/---

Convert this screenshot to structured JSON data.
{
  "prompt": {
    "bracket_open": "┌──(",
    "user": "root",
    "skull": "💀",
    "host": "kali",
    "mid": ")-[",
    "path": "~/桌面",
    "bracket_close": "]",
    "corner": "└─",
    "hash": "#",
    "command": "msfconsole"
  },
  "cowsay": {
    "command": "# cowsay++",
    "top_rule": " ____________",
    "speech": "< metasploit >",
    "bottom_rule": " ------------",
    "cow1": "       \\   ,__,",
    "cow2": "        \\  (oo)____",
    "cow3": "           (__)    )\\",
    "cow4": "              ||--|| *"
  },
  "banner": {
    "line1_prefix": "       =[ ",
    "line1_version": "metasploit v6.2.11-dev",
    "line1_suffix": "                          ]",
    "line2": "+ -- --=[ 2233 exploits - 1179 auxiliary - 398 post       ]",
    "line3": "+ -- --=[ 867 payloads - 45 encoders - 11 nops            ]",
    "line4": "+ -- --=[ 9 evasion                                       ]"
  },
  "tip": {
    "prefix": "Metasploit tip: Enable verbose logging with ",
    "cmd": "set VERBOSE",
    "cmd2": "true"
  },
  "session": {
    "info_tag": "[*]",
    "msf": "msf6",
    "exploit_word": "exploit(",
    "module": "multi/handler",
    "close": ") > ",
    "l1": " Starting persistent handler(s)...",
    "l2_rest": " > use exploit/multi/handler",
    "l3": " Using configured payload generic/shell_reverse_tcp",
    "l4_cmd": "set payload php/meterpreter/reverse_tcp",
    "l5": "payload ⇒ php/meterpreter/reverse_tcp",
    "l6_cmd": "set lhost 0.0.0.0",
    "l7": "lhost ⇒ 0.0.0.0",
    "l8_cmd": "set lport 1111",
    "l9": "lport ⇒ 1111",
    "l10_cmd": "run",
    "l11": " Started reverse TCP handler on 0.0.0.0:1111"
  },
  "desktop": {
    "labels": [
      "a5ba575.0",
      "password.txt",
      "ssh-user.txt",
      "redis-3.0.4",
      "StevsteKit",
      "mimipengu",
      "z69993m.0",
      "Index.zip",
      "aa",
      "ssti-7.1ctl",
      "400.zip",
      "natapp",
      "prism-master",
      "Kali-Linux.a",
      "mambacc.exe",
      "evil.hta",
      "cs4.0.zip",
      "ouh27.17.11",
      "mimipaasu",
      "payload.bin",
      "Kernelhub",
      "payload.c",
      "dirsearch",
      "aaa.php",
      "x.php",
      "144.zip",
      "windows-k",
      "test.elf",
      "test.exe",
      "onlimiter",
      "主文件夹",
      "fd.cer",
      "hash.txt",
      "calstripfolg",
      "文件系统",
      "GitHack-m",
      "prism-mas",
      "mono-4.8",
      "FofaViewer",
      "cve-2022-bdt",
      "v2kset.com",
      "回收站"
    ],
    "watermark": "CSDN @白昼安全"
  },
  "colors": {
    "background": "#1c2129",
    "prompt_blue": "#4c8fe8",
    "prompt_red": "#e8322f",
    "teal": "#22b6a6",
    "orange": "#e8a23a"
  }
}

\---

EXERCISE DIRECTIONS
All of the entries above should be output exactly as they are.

EXERCISE OUTPUT
Convert this screenshot to structured JSON data.
{
  "prompt": {
    "bracket_open": "┌──(",
    "user": "root",
    "skull": "💀",
    "host": "kali",
    "mid": ")-[",
    "path": "~/桌面",
    "bracket_close": "]",
    "corner": "└─",
    "hash": "#",
    "command": "msfconsole"
  },
  "cowsay": {
    "command": "# cowsay++",
    "top_rule": " ____________",
    "speech": "< metasploit >",
    "bottom_rule": " ------------",
    "cow1": "       \\   ,__,",
    "cow2": "        \\  (oo)____",
    "cow3": "           (__)    )\\",
    "cow4": "              ||--|| *"
  },
  "banner": {
    "line1_prefix": "       =[ ",
    "line1_version": "metasploit v6.2.11-dev",
    "line1_suffix": "                          ]",
    "line2": "+ -- --=[ 2233 exploits - 1179 auxiliary - 398 post       ]",
    "line3": "+ -- --=[ 867 payloads - 45 encoders - 11 nops            ]",
    "line4": "+ -- --=[ 9 evasion                                       ]"
  },
  "tip": {
    "prefix": "Metasploit tip: Enable verbose logging with ",
    "cmd": "set VERBOSE",
    "cmd2": "true"
  },
  "session": {
    "info_tag": "[*]",
    "msf": "msf6",
    "exploit_word": "exploit(",
    "module": "multi/handler",
    "close": ") > ",
    "l1": " Starting persistent handler(s)...",
    "l2_rest": " > use exploit/multi/handler",
    "l3": " Using configured payload generic/shell_reverse_tcp",
    "l4_cmd": "set payload php/meterpreter/reverse_tcp",
    "l5": "payload ⇒ php/meterpreter/reverse_tcp",
    "l6_cmd": "set lhost 0.0.0.0",
    "l7": "lhost ⇒ 0.0.0.0",
    "l8_cmd": "set lport 1111",
    "l9": "lport ⇒ 1111",
    "l10_cmd": "run",
    "l11": " Started reverse TCP handler on 0.0.0.0:1111"
  },
  "desktop": {
    "labels": [
      "a5ba575.0",
      "password.txt",
      "ssh-user.txt",
      "redis-3.0.4",
      "StevsteKit",
      "mimipengu",
      "z69993m.0",
      "Index.zip",
      "aa",
      "ssti-7.1ctl",
      "400.zip",
      "natapp",
      "prism-master",
      "Kali-Linux.a",
      "mambacc.exe",
      "evil.hta",
      "cs4.0.zip",
      "ouh27.17.11",
      "mimipaasu",
      "payload.bin",
      "Kernelhub",
      "payload.c",
      "dirsearch",
      "aaa.php",
      "x.php",
      "144.zip",
      "windows-k",
      "test.elf",
      "test.exe",
      "onlimiter",
      "主文件夹",
      "fd.cer",
      "hash.txt",
      "calstripfolg",
      "文件系统",
      "GitHack-m",
      "prism-mas",
      "mono-4.8",
      "FofaViewer",
      "cve-2022-bdt",
      "v2kset.com",
      "回收站"
    ],
    "watermark": "CSDN @白昼安全"
  },
  "colors": {
    "background": "#1c2129",
    "prompt_blue": "#4c8fe8",
    "prompt_red": "#e8322f",
    "teal": "#22b6a6",
    "orange": "#e8a23a"
  }
}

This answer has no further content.